Data excerpts:
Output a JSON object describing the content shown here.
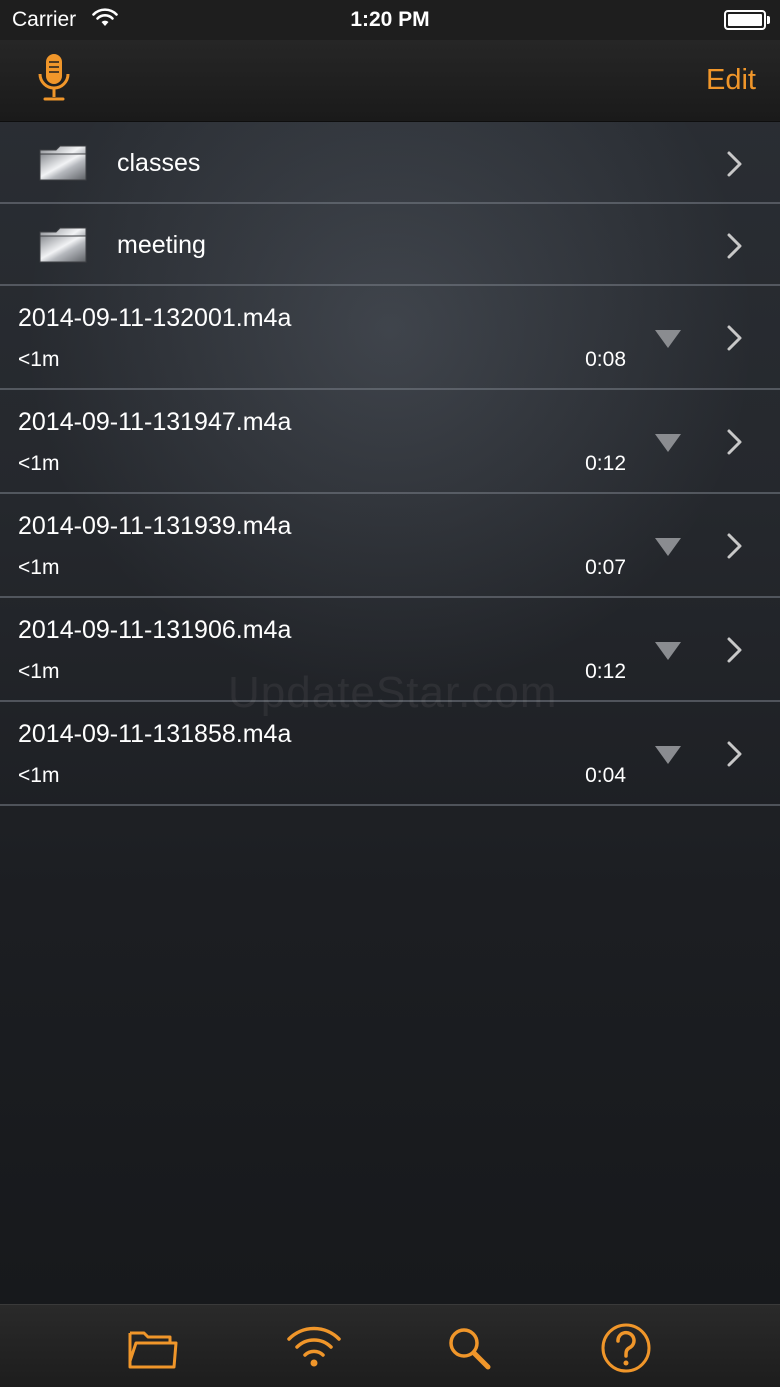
{
  "status_bar": {
    "carrier": "Carrier",
    "time": "1:20 PM"
  },
  "nav": {
    "left_icon": "microphone-icon",
    "edit_label": "Edit"
  },
  "folders": [
    {
      "name": "classes",
      "icon": "folder-icon"
    },
    {
      "name": "meeting",
      "icon": "folder-icon"
    }
  ],
  "recordings": [
    {
      "name": "2014-09-11-132001.m4a",
      "size": "<1m",
      "duration": "0:08"
    },
    {
      "name": "2014-09-11-131947.m4a",
      "size": "<1m",
      "duration": "0:12"
    },
    {
      "name": "2014-09-11-131939.m4a",
      "size": "<1m",
      "duration": "0:07"
    },
    {
      "name": "2014-09-11-131906.m4a",
      "size": "<1m",
      "duration": "0:12"
    },
    {
      "name": "2014-09-11-131858.m4a",
      "size": "<1m",
      "duration": "0:04"
    }
  ],
  "watermark": "UpdateStar.com",
  "tabbar": {
    "items": [
      "folder-icon",
      "wifi-icon",
      "search-icon",
      "help-icon"
    ]
  },
  "colors": {
    "accent": "#f0962a",
    "background": "#1b1d21",
    "separator": "#787d87"
  }
}
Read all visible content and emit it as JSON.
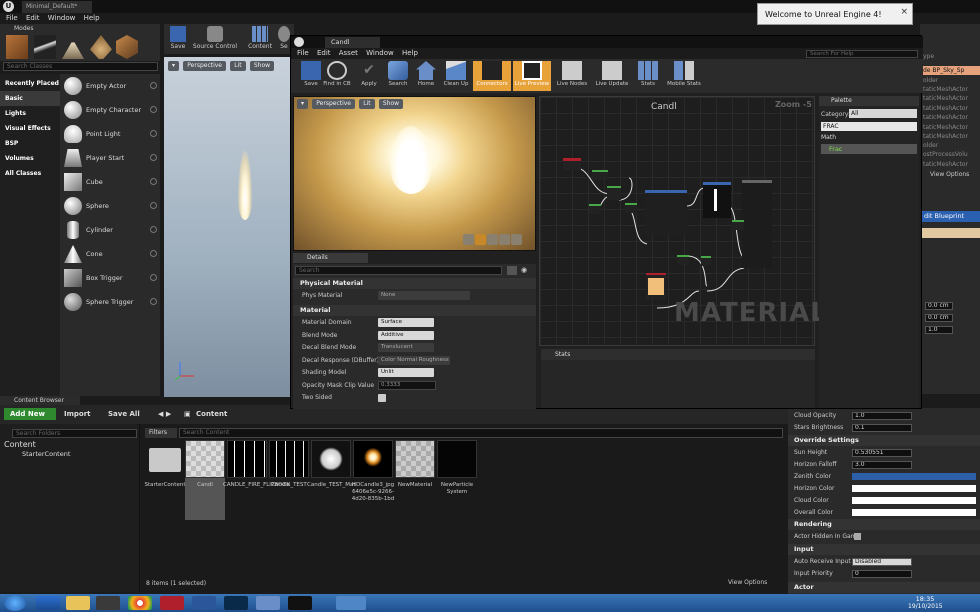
{
  "main_window": {
    "tab_title": "Minimal_Default*",
    "menu": [
      "File",
      "Edit",
      "Window",
      "Help"
    ]
  },
  "welcome": {
    "text": "Welcome to Unreal Engine 4!",
    "close": "×"
  },
  "modes": {
    "tab": "Modes",
    "search_placeholder": "Search Classes",
    "categories": [
      "Recently Placed",
      "Basic",
      "Lights",
      "Visual Effects",
      "BSP",
      "Volumes",
      "All Classes"
    ],
    "selected_category": "Basic",
    "items": [
      "Empty Actor",
      "Empty Character",
      "Point Light",
      "Player Start",
      "Cube",
      "Sphere",
      "Cylinder",
      "Cone",
      "Box Trigger",
      "Sphere Trigger"
    ]
  },
  "level_toolbar": {
    "save": "Save",
    "source_control": "Source Control",
    "content": "Content",
    "settings": "Se"
  },
  "level_viewport": {
    "perspective": "Perspective",
    "lit": "Lit",
    "show": "Show"
  },
  "right_strip": {
    "rows": [
      "ype",
      "de BP_Sky_Sp",
      "older",
      "taticMeshActor",
      "taticMeshActor",
      "taticMeshActor",
      "taticMeshActor",
      "taticMeshActor",
      "taticMeshActor",
      "older",
      "ostProcessVolu",
      "taticMeshActor"
    ],
    "view_options": "View Options",
    "blueprint": "dit Blueprint",
    "values": [
      "0.0 cm",
      "0.0 cm",
      "1.0"
    ]
  },
  "lower_right": {
    "cloud_opacity_label": "Cloud Opacity",
    "cloud_opacity": "1.0",
    "stars_brightness_label": "Stars Brightness",
    "stars_brightness": "0.1",
    "override_settings": "Override Settings",
    "sun_height_label": "Sun Height",
    "sun_height": "0.530551",
    "horizon_falloff_label": "Horizon Falloff",
    "horizon_falloff": "3.0",
    "zenith_color_label": "Zenith Color",
    "zenith_color": "#2c5fa8",
    "horizon_color_label": "Horizon Color",
    "horizon_color": "#ffffff",
    "cloud_color_label": "Cloud Color",
    "cloud_color": "#ffffff",
    "overall_color_label": "Overall Color",
    "overall_color": "#ffffff",
    "rendering": "Rendering",
    "actor_hidden_label": "Actor Hidden In Game",
    "input": "Input",
    "auto_receive_label": "Auto Receive Input",
    "auto_receive": "Disabled",
    "input_priority_label": "Input Priority",
    "input_priority": "0",
    "actor": "Actor"
  },
  "content_browser": {
    "tab": "Content Browser",
    "add_new": "Add New",
    "import": "Import",
    "save_all": "Save All",
    "path": "Content",
    "tree_search": "Search Folders",
    "tree": [
      "Content",
      "StarterContent"
    ],
    "filters": "Filters",
    "search_placeholder": "Search Content",
    "assets": [
      "StarterContent",
      "Candl",
      "CANDLE_FIRE_FLIPBOOK",
      "Candle_TEST",
      "Candle_TEST_Mat",
      "HDCandle3_jpg 6406e5c-9266-4d20-835b-1bd",
      "NewMaterial",
      "NewParticle System"
    ],
    "item_count": "8 items (1 selected)",
    "view_options": "View Options"
  },
  "material_editor": {
    "tab": "Candl",
    "menu": [
      "File",
      "Edit",
      "Asset",
      "Window",
      "Help"
    ],
    "search_help": "Search For Help",
    "toolbar": [
      "Save",
      "Find in CB",
      "Apply",
      "Search",
      "Home",
      "Clean Up",
      "Connectors",
      "Live Preview",
      "Live Nodes",
      "Live Update",
      "Stats",
      "Mobile Stats"
    ],
    "preview": {
      "perspective": "Perspective",
      "lit": "Lit",
      "show": "Show"
    },
    "details_tab": "Details",
    "details_search": "Search",
    "physical_material": "Physical Material",
    "phys_material_label": "Phys Material",
    "phys_material": "None",
    "material": "Material",
    "rows": [
      {
        "label": "Material Domain",
        "value": "Surface"
      },
      {
        "label": "Blend Mode",
        "value": "Additive"
      },
      {
        "label": "Decal Blend Mode",
        "value": "Translucent"
      },
      {
        "label": "Decal Response (DBuffer)",
        "value": "Color Normal Roughness"
      },
      {
        "label": "Shading Model",
        "value": "Unlit"
      },
      {
        "label": "Opacity Mask Clip Value",
        "value": "0.3333"
      },
      {
        "label": "Two Sided",
        "value": ""
      }
    ],
    "graph_title": "Candl",
    "zoom": "Zoom -5",
    "watermark": "MATERIAL",
    "stats_tab": "Stats",
    "palette": {
      "tab": "Palette",
      "category_label": "Category:",
      "category": "All",
      "search": "FRAC",
      "group": "Math",
      "result": "Frac"
    }
  },
  "taskbar": {
    "time": "18:35",
    "date": "19/10/2015"
  }
}
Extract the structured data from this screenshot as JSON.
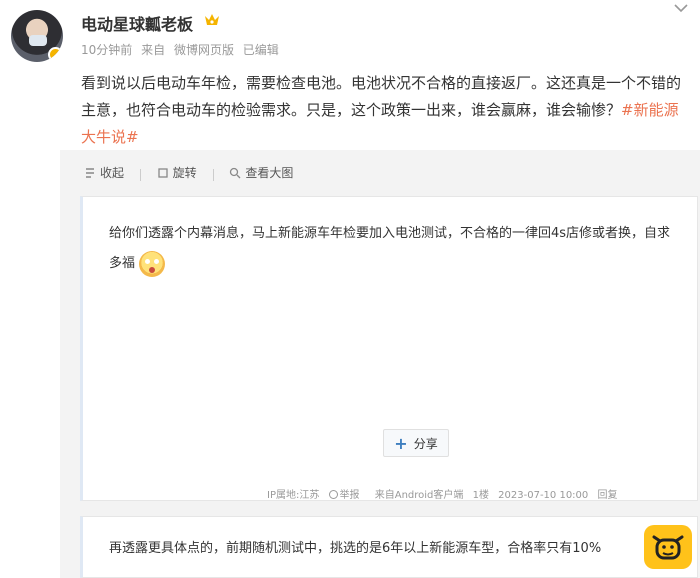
{
  "post": {
    "username": "电动星球瓤老板",
    "time": "10分钟前",
    "source_prefix": "来自",
    "source": "微博网页版",
    "edited": "已编辑",
    "text_main": "看到说以后电动车年检，需要检查电池。电池状况不合格的直接返厂。这还真是一个不错的主意，也符合电动车的检验需求。只是，这个政策一出来，谁会赢麻，谁会输惨？",
    "hashtag": "#新能源大牛说#"
  },
  "screenshot": {
    "toolbar": {
      "collect": "收起",
      "rotate": "旋转",
      "view_large": "查看大图"
    },
    "quote": {
      "text": "给你们透露个内幕消息，马上新能源车年检要加入电池测试，不合格的一律回4s店修或者换，自求多福"
    },
    "share_label": "分享",
    "footer": {
      "ip": "IP属地:江苏",
      "report": "举报",
      "client": "来自Android客户端",
      "floor": "1楼",
      "datetime": "2023-07-10 10:00",
      "reply": "回复"
    },
    "quote2": {
      "text": "再透露更具体点的，前期随机测试中，挑选的是6年以上新能源车型，合格率只有10%"
    }
  },
  "colors": {
    "hashtag": "#eb7350",
    "watermark": "#ffc21a",
    "meta": "#999999"
  },
  "icons": {
    "crown": "crown-icon",
    "more": "chevron-down-icon",
    "collect": "collapse-icon",
    "rotate": "rotate-icon",
    "view_large": "zoom-icon",
    "watermark": "cow-logo-icon"
  }
}
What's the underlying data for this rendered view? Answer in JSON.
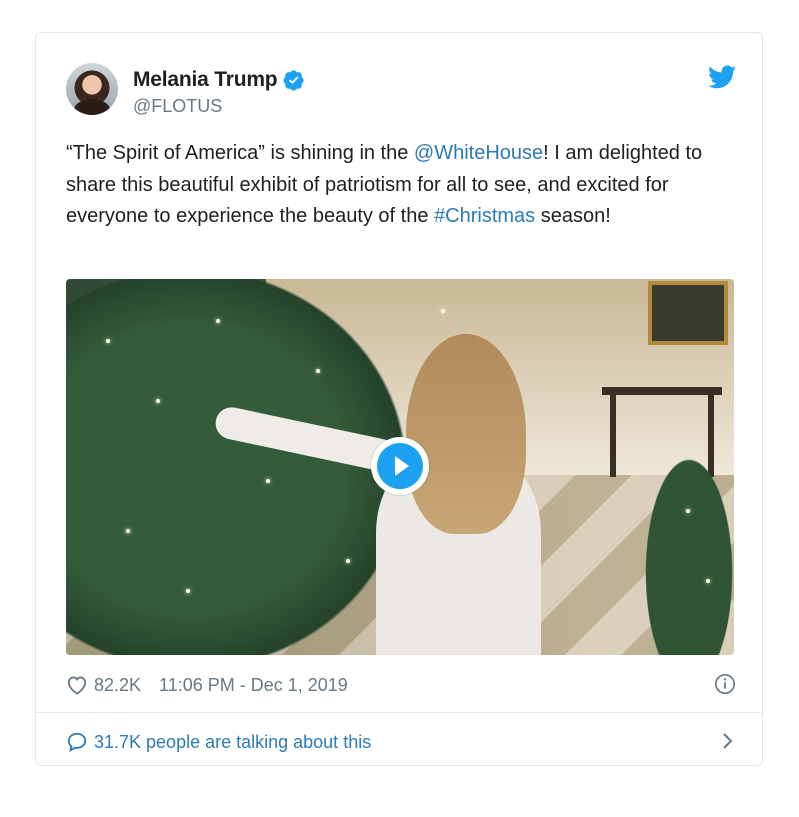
{
  "tweet": {
    "author_name": "Melania Trump",
    "handle": "@FLOTUS",
    "text_parts": {
      "p1": "“The Spirit of America” is shining in the ",
      "mention": "@WhiteHouse",
      "p2": "! I am delighted to share this beautiful exhibit of patriotism for all to see, and excited for everyone to experience the beauty of the ",
      "hashtag": "#Christmas",
      "p3": " season!"
    },
    "likes": "82.2K",
    "timestamp": "11:06 PM - Dec 1, 2019",
    "talking": "31.7K people are talking about this"
  },
  "icons": {
    "verified": "verified-badge-icon",
    "brand": "twitter-bird-icon",
    "heart": "heart-icon",
    "info": "info-icon",
    "play": "play-icon",
    "comment": "comment-bubble-icon",
    "chevron": "chevron-right-icon"
  },
  "colors": {
    "accent": "#1da1f2",
    "link": "#2b7bb9",
    "muted": "#697882",
    "border": "#e1e8ed"
  }
}
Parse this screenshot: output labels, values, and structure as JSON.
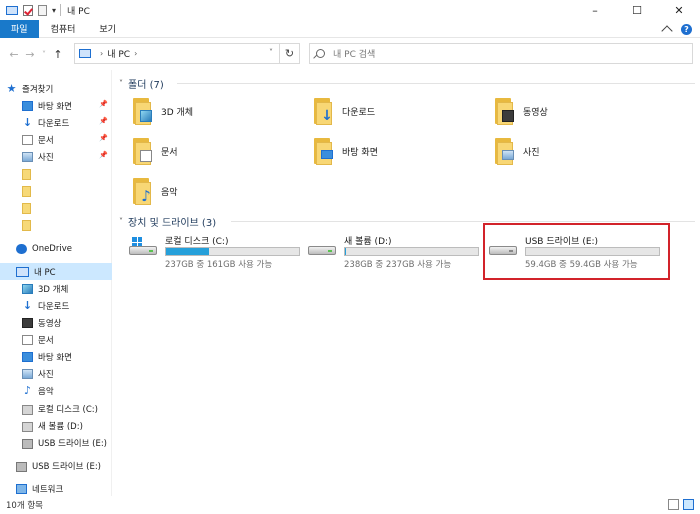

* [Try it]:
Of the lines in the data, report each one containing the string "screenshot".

* [Exercise result]:
Extract the structured data from this screenshot as JSON.
  "screenshot": {
Parse this screenshot: output labels, values, and structure as JSON.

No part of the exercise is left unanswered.